WHAT TO PRODUCE:
Which of the lines in the listing that follows hold "zapp"? Pull each one out.
--- PROVIDED DATA Enclosed Below ---
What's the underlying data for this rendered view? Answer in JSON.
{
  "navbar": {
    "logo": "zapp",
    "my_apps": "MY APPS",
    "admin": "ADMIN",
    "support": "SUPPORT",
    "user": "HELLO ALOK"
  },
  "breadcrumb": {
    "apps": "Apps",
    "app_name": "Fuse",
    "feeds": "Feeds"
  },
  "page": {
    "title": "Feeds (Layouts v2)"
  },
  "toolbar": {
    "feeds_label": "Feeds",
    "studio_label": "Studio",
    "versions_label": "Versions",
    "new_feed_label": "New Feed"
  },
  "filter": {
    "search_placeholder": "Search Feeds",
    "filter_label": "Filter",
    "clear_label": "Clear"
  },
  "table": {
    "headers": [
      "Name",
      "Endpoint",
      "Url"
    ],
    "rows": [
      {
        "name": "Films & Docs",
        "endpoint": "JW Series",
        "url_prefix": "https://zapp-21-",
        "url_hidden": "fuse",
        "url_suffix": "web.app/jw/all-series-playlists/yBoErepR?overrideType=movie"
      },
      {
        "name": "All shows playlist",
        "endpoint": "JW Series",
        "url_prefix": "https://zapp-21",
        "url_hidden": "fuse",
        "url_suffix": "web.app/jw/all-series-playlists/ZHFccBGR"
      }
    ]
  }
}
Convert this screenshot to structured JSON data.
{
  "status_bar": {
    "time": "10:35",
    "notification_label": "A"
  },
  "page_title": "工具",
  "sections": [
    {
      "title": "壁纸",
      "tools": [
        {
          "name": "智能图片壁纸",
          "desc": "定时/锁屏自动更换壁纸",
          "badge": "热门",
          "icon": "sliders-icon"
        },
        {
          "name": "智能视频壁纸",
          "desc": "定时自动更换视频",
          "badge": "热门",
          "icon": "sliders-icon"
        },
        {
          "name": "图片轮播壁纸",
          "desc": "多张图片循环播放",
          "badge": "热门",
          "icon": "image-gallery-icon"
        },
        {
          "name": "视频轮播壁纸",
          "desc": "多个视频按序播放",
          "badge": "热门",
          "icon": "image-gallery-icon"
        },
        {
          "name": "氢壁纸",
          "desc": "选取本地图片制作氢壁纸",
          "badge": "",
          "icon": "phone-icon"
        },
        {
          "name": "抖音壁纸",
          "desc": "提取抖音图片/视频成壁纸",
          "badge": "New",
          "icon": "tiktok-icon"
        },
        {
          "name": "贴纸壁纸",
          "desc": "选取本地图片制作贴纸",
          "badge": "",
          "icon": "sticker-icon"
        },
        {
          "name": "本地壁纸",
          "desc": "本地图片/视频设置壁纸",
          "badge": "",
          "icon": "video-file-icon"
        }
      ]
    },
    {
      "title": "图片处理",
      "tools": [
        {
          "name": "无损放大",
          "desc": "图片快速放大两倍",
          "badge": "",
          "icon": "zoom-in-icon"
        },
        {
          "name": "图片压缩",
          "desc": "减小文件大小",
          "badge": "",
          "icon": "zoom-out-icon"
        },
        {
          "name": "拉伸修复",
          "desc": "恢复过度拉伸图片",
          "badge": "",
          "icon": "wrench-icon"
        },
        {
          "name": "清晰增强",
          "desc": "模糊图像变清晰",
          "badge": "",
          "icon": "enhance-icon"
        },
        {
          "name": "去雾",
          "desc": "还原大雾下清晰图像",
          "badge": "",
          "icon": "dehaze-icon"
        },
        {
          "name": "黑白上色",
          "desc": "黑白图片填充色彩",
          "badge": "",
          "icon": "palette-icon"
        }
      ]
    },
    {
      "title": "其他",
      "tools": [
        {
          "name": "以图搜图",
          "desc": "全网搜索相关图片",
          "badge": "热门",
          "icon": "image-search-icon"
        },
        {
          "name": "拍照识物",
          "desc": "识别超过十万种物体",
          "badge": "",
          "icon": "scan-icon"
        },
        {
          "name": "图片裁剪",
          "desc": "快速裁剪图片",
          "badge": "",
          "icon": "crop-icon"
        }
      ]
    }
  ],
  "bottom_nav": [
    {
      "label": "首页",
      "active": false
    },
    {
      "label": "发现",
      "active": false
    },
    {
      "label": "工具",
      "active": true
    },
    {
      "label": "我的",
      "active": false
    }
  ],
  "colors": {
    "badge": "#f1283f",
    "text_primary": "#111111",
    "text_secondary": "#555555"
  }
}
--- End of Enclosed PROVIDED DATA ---
SOLVED EXERCISE:
    "logo": "zapp",
        "url_prefix": "https://zapp-21-",
        "url_prefix": "https://zapp-21",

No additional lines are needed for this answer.